Exercise objective -
Could you return every record below word for word, leaving out the pictures?

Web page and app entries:
Start of Block

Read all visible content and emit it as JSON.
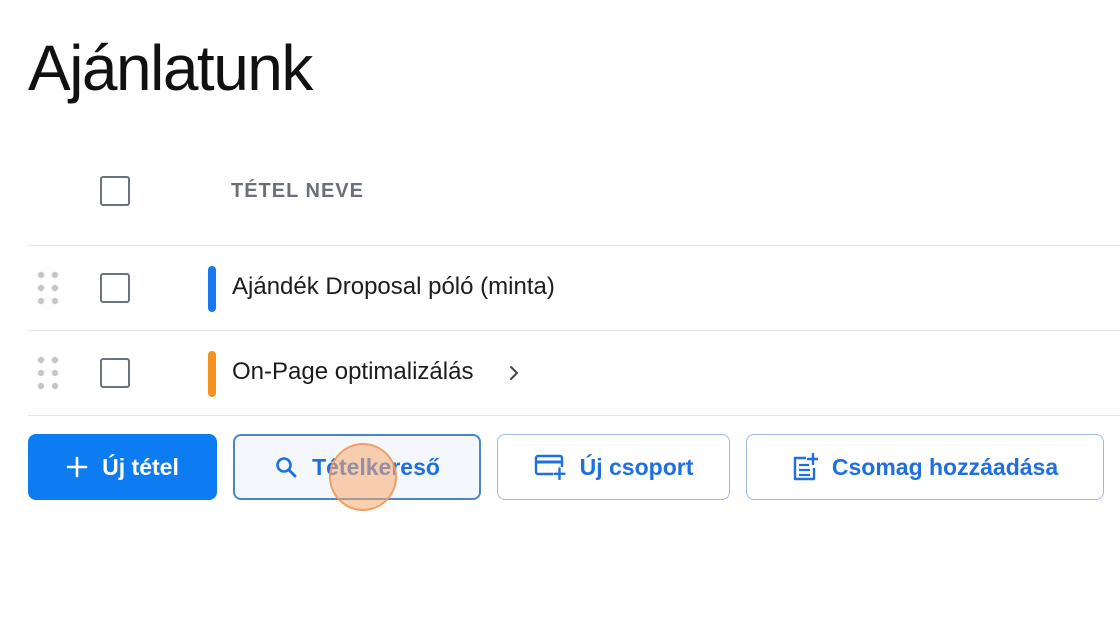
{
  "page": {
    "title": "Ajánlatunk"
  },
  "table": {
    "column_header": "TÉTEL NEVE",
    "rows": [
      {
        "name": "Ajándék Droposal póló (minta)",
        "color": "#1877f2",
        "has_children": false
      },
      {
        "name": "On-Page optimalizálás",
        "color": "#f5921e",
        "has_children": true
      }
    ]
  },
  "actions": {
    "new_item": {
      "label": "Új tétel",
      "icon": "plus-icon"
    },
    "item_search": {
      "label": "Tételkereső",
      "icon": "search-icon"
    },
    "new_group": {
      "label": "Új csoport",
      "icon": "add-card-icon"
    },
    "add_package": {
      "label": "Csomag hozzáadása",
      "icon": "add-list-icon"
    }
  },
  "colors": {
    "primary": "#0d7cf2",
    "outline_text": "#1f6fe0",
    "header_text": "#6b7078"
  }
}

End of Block

Task answer -
Read all visible content and emit it as JSON.
{
  "page": {
    "title": "Ajánlatunk"
  },
  "table": {
    "column_header": "TÉTEL NEVE",
    "rows": [
      {
        "name": "Ajándék Droposal póló (minta)",
        "color": "#1877f2",
        "has_children": false
      },
      {
        "name": "On-Page optimalizálás",
        "color": "#f5921e",
        "has_children": true
      }
    ]
  },
  "actions": {
    "new_item": {
      "label": "Új tétel",
      "icon": "plus-icon"
    },
    "item_search": {
      "label": "Tételkereső",
      "icon": "search-icon"
    },
    "new_group": {
      "label": "Új csoport",
      "icon": "add-card-icon"
    },
    "add_package": {
      "label": "Csomag hozzáadása",
      "icon": "add-list-icon"
    }
  },
  "colors": {
    "primary": "#0d7cf2",
    "outline_text": "#1f6fe0",
    "header_text": "#6b7078"
  }
}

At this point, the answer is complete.